As the World Health Organisation declared in 2008 “Evidence is only one part of what swings policy decisions – political will and institutional capacity are important too. But more than simply academic exercises, research is needed to generate new understanding in practical, accessible ways, recognising the added value of globally expanded knowledge networks and communities” . In this presentation, I want to reflect on some recent experiences and observations in my work portfolio that suggest where that ‘new understanding’ might be found.

Mike WhiteMike White

Mike White is Senior Research Fellow at St. Chad's College, University of Durham, UK and Adviser on Strategic Development for the Australian Centre for Arts and Health with regard to establishing an international network for both practitioners and researchers in arts and health.

He studied English at Exeter College, Oxford, but ran away from an early career in academia to explore pioneering arts initiatives in social justice. He has been involved in arts in health work since 1988 when he set up the first arts in primary care project in the UK at Brierley Hill.

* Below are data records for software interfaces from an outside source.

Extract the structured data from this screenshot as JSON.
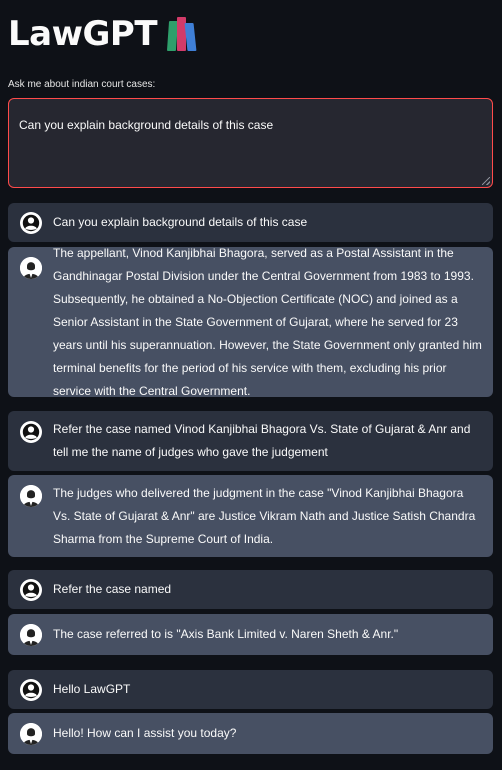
{
  "app": {
    "title": "LawGPT",
    "title_icon": "books-icon"
  },
  "input": {
    "label": "Ask me about indian court cases:",
    "value": "Can you explain background details of this case"
  },
  "messages": [
    {
      "role": "user",
      "text": "Can you explain background details of this case"
    },
    {
      "role": "bot",
      "text": "The appellant, Vinod Kanjibhai Bhagora, served as a Postal Assistant in the Gandhinagar Postal Division under the Central Government from 1983 to 1993. Subsequently, he obtained a No-Objection Certificate (NOC) and joined as a Senior Assistant in the State Government of Gujarat, where he served for 23 years until his superannuation. However, the State Government only granted him terminal benefits for the period of his service with them, excluding his prior service with the Central Government."
    },
    {
      "role": "user",
      "text": "Refer the case named Vinod Kanjibhai Bhagora Vs. State of Gujarat & Anr and tell me the name of judges who gave the judgement"
    },
    {
      "role": "bot",
      "text": "The judges who delivered the judgment in the case \"Vinod Kanjibhai Bhagora Vs. State of Gujarat & Anr\" are Justice Vikram Nath and Justice Satish Chandra Sharma from the Supreme Court of India."
    },
    {
      "role": "user",
      "text": "Refer the case named"
    },
    {
      "role": "bot",
      "text": "The case referred to is \"Axis Bank Limited v. Naren Sheth & Anr.\""
    },
    {
      "role": "user",
      "text": "Hello LawGPT"
    },
    {
      "role": "bot",
      "text": "Hello! How can I assist you today?"
    }
  ],
  "colors": {
    "background": "#0e1117",
    "user_bubble": "#2b313e",
    "bot_bubble": "#475063",
    "input_border": "#ff4b4b"
  }
}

Since 2000, Mike has been Research Fellow in Arts and Health at the Centre for Medical Humanities (www.dur.ac.uk/cmh), working on a programme which has included nurturing arts in health projects in schools and communities, workforce development programmes for creativity in healthcare, project-based evaluations, and audits and literature reviews of arts in health for Government agencies. He developed the arts in health component of an inter-disciplinary 5-year research programme in medical humanities, funded by major grant from the Wellcome Trust, which has explored the question "what makes for human flourishing?" In 2005, he was awarded a fellowship of the UK's National Endowment for Science, Technology and the Arts to research community-based arts in health and build national/international links in this field. A resulting bookArts Development in Community Health - a social tonic was published by Radcliffe in 2009, and in June 2011 Mike convened the first international 'critical mass' meeting to set up ongoing exchanges of research and practice. Mike holds the Royal Society for Public Health Award 2011 for 'innovative and outstanding contribution to arts addressing health inequalities - practice and research'. Mike has edited a special issue of the journal Arts & Health and, with Margret Meagher, a UNESCO Observatory E-journal - both of these publications, in 2013, focussed on international arts and health practice and research.

Mike was previously at Gateshead Council where he developed many arts in health and arts for older people projects, as well as public art commsissions such as the landmark Angel of the North by Antony Gormley. Mike runs an independent consultancy, Common Knowledge, with long-time artist colleague Mary Robson. Common Knowledge is a project management, learning development and programme advisory service for effective workforce training in arts in health, social pedagogy in schools, and international collaborations in practice and research.